= WHAT YOU ARE ASKED TO DO =
Exactly as they appear, output all of the records. Skip any images.

══ DATA EXCERPTS

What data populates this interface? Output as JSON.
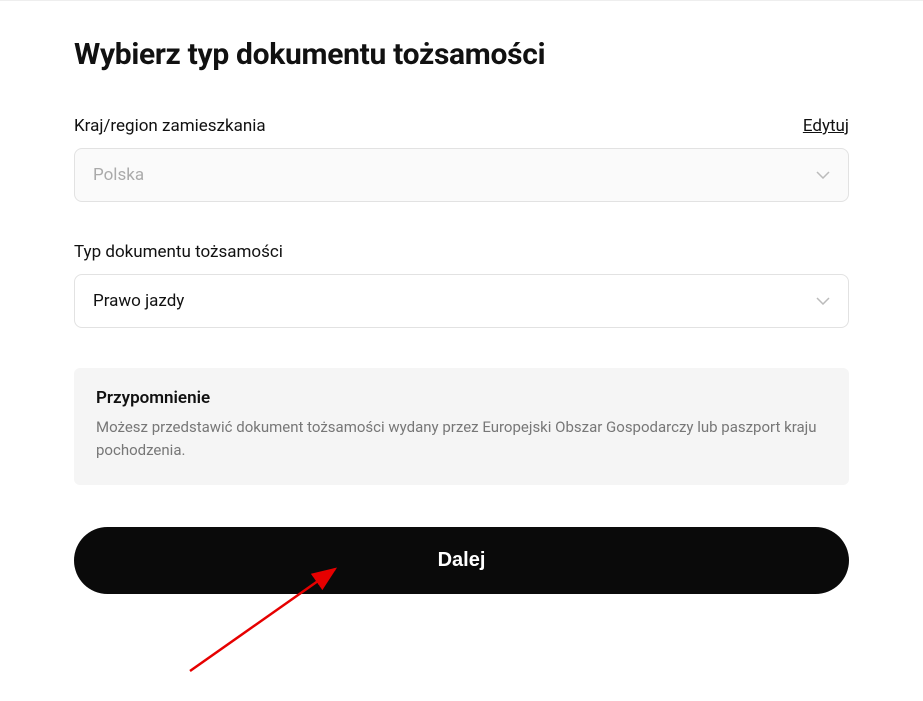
{
  "title": "Wybierz typ dokumentu tożsamości",
  "country": {
    "label": "Kraj/region zamieszkania",
    "editLabel": "Edytuj",
    "value": "Polska"
  },
  "docType": {
    "label": "Typ dokumentu tożsamości",
    "value": "Prawo jazdy"
  },
  "reminder": {
    "title": "Przypomnienie",
    "text": "Możesz przedstawić dokument tożsamości wydany przez Europejski Obszar Gospodarczy lub paszport kraju pochodzenia."
  },
  "nextButton": "Dalej"
}
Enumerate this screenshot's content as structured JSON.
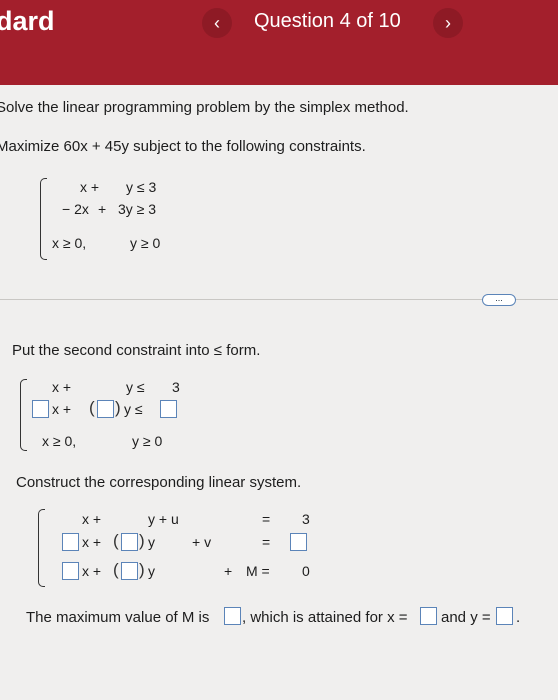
{
  "header": {
    "title": "dard",
    "question_label": "Question 4 of 10"
  },
  "icons": {
    "prev": "chevron-left-icon",
    "next": "chevron-right-icon",
    "more": "ellipsis-icon"
  },
  "colors": {
    "header_bg": "#a31f2c",
    "input_border": "#5b84b8"
  },
  "problem": {
    "instruction": "Solve the linear programming problem by the simplex method.",
    "objective": "Maximize 60x + 45y subject to the following constraints.",
    "c1": {
      "a": "x +",
      "b": "y ≤ 3"
    },
    "c2": {
      "a": "− 2x",
      "b": "+",
      "c": "3y ≥ 3"
    },
    "nonneg": {
      "x": "x ≥ 0,",
      "y": "y ≥ 0"
    }
  },
  "more_button": "...",
  "part1": {
    "prompt": "Put the second constraint into ≤ form.",
    "row1": {
      "a": "x +",
      "b": "y ≤",
      "c": "3"
    },
    "row2": {
      "a": "x +",
      "b": "y ≤"
    },
    "nonneg": {
      "x": "x ≥ 0,",
      "y": "y ≥ 0"
    }
  },
  "part2": {
    "prompt": "Construct the corresponding linear system.",
    "row1": {
      "a": "x +",
      "b": "y + u",
      "eq": "=",
      "rhs": "3"
    },
    "row2": {
      "a": "x +",
      "b": "y",
      "c": "+ v",
      "eq": "="
    },
    "row3": {
      "a": "x +",
      "b": "y",
      "c": "+",
      "d": "M =",
      "rhs": "0"
    }
  },
  "answer": {
    "a": "The maximum value of M is",
    "b": ", which is attained for x =",
    "c": "and y =",
    "d": "."
  }
}
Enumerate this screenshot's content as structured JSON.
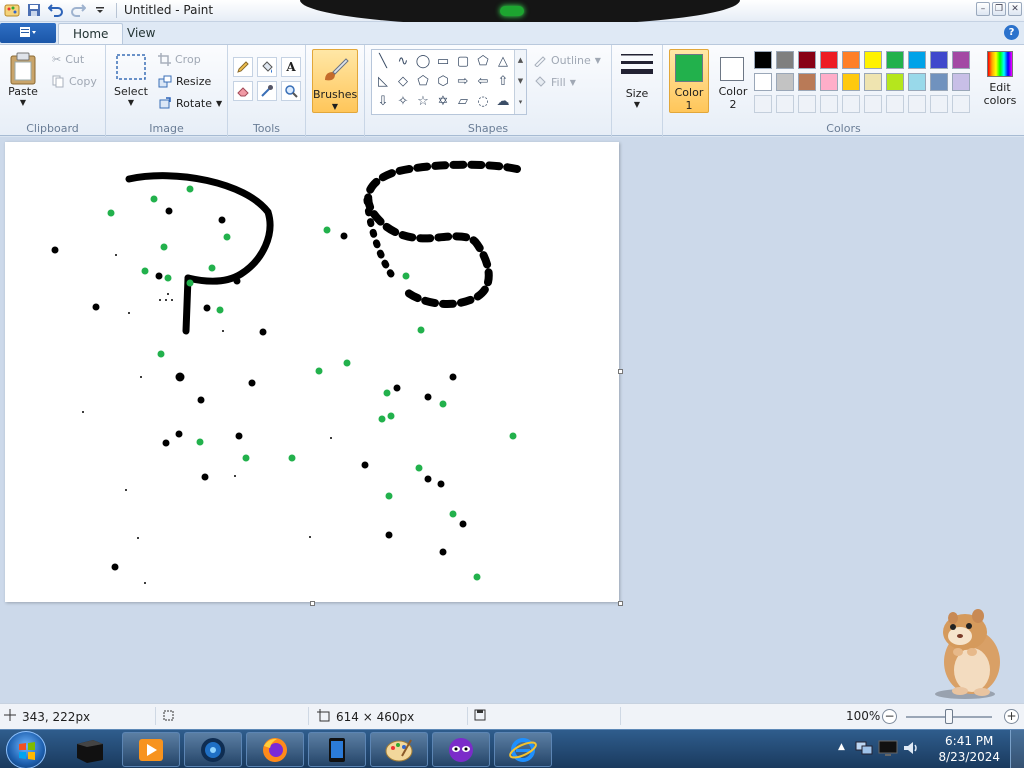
{
  "window": {
    "title": "Untitled - Paint"
  },
  "quick_access": {
    "icons": [
      "paint-app-icon",
      "save-icon",
      "undo-icon",
      "redo-icon",
      "customize-qat-icon"
    ]
  },
  "tabs": [
    {
      "label": "Home"
    },
    {
      "label": "View"
    }
  ],
  "ribbon": {
    "clipboard": {
      "label": "Clipboard",
      "paste": "Paste",
      "cut": "Cut",
      "copy": "Copy"
    },
    "image": {
      "label": "Image",
      "select": "Select",
      "crop": "Crop",
      "resize": "Resize",
      "rotate": "Rotate"
    },
    "tools": {
      "label": "Tools"
    },
    "brushes": {
      "label": "Brushes"
    },
    "shapes": {
      "label": "Shapes",
      "outline": "Outline",
      "fill": "Fill"
    },
    "size": {
      "label": "Size"
    },
    "colors": {
      "label": "Colors",
      "color1_label_line1": "Color",
      "color1_label_line2": "1",
      "color2_label_line1": "Color",
      "color2_label_line2": "2",
      "edit_line1": "Edit",
      "edit_line2": "colors",
      "color1": "#22b14c",
      "color2": "#ffffff",
      "palette_row1": [
        "#000000",
        "#7f7f7f",
        "#880015",
        "#ed1c24",
        "#ff7f27",
        "#fff200",
        "#22b14c",
        "#00a2e8",
        "#3f48cc",
        "#a349a4"
      ],
      "palette_row2": [
        "#ffffff",
        "#c3c3c3",
        "#b97a57",
        "#ffaec9",
        "#ffc90e",
        "#efe4b0",
        "#b5e61d",
        "#99d9ea",
        "#7092be",
        "#c8bfe7"
      ]
    }
  },
  "status": {
    "cursor_pos": "343, 222px",
    "canvas_size": "614 × 460px",
    "zoom": "100%",
    "zoom_level": 0.5
  },
  "taskbar": {
    "time": "6:41 PM",
    "date": "8/23/2024"
  }
}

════

= ANSWER TO THIS PROBLEM =
What data populates this interface? Output as JSON.
{
  "title": "Wybierz typ dokumentu tożsamości",
  "country": {
    "label": "Kraj/region zamieszkania",
    "editLabel": "Edytuj",
    "value": "Polska"
  },
  "docType": {
    "label": "Typ dokumentu tożsamości",
    "value": "Prawo jazdy"
  },
  "reminder": {
    "title": "Przypomnienie",
    "text": "Możesz przedstawić dokument tożsamości wydany przez Europejski Obszar Gospodarczy lub paszport kraju pochodzenia."
  },
  "nextButton": "Dalej"
}
Enumerate this screenshot's content as structured JSON.
{
  "header": {
    "title": "dard",
    "question_label": "Question 4 of 10"
  },
  "icons": {
    "prev": "chevron-left-icon",
    "next": "chevron-right-icon",
    "more": "ellipsis-icon"
  },
  "colors": {
    "header_bg": "#a31f2c",
    "input_border": "#5b84b8"
  },
  "problem": {
    "instruction": "Solve the linear programming problem by the simplex method.",
    "objective": "Maximize 60x + 45y subject to the following constraints.",
    "c1": {
      "a": "x +",
      "b": "y ≤ 3"
    },
    "c2": {
      "a": "− 2x",
      "b": "+",
      "c": "3y ≥ 3"
    },
    "nonneg": {
      "x": "x ≥ 0,",
      "y": "y ≥ 0"
    }
  },
  "more_button": "...",
  "part1": {
    "prompt": "Put the second constraint into ≤ form.",
    "row1": {
      "a": "x +",
      "b": "y ≤",
      "c": "3"
    },
    "row2": {
      "a": "x +",
      "b": "y ≤"
    },
    "nonneg": {
      "x": "x ≥ 0,",
      "y": "y ≥ 0"
    }
  },
  "part2": {
    "prompt": "Construct the corresponding linear system.",
    "row1": {
      "a": "x +",
      "b": "y + u",
      "eq": "=",
      "rhs": "3"
    },
    "row2": {
      "a": "x +",
      "b": "y",
      "c": "+ v",
      "eq": "="
    },
    "row3": {
      "a": "x +",
      "b": "y",
      "c": "+",
      "d": "M =",
      "rhs": "0"
    }
  },
  "answer": {
    "a": "The maximum value of M is",
    "b": ", which is attained for x =",
    "c": "and y =",
    "d": "."
  }
}
Enumerate this screenshot's content as structured JSON.
{
  "window": {
    "title": "Untitled - Paint"
  },
  "quick_access": {
    "icons": [
      "paint-app-icon",
      "save-icon",
      "undo-icon",
      "redo-icon",
      "customize-qat-icon"
    ]
  },
  "tabs": [
    {
      "label": "Home"
    },
    {
      "label": "View"
    }
  ],
  "ribbon": {
    "clipboard": {
      "label": "Clipboard",
      "paste": "Paste",
      "cut": "Cut",
      "copy": "Copy"
    },
    "image": {
      "label": "Image",
      "select": "Select",
      "crop": "Crop",
      "resize": "Resize",
      "rotate": "Rotate"
    },
    "tools": {
      "label": "Tools"
    },
    "brushes": {
      "label": "Brushes"
    },
    "shapes": {
      "label": "Shapes",
      "outline": "Outline",
      "fill": "Fill"
    },
    "size": {
      "label": "Size"
    },
    "colors": {
      "label": "Colors",
      "color1_label_line1": "Color",
      "color1_label_line2": "1",
      "color2_label_line1": "Color",
      "color2_label_line2": "2",
      "edit_line1": "Edit",
      "edit_line2": "colors",
      "color1": "#22b14c",
      "color2": "#ffffff",
      "palette_row1": [
        "#000000",
        "#7f7f7f",
        "#880015",
        "#ed1c24",
        "#ff7f27",
        "#fff200",
        "#22b14c",
        "#00a2e8",
        "#3f48cc",
        "#a349a4"
      ],
      "palette_row2": [
        "#ffffff",
        "#c3c3c3",
        "#b97a57",
        "#ffaec9",
        "#ffc90e",
        "#efe4b0",
        "#b5e61d",
        "#99d9ea",
        "#7092be",
        "#c8bfe7"
      ]
    }
  },
  "status": {
    "cursor_pos": "343, 222px",
    "canvas_size": "614 × 460px",
    "zoom": "100%",
    "zoom_level": 0.5
  },
  "taskbar": {
    "time": "6:41 PM",
    "date": "8/23/2024"
  }
}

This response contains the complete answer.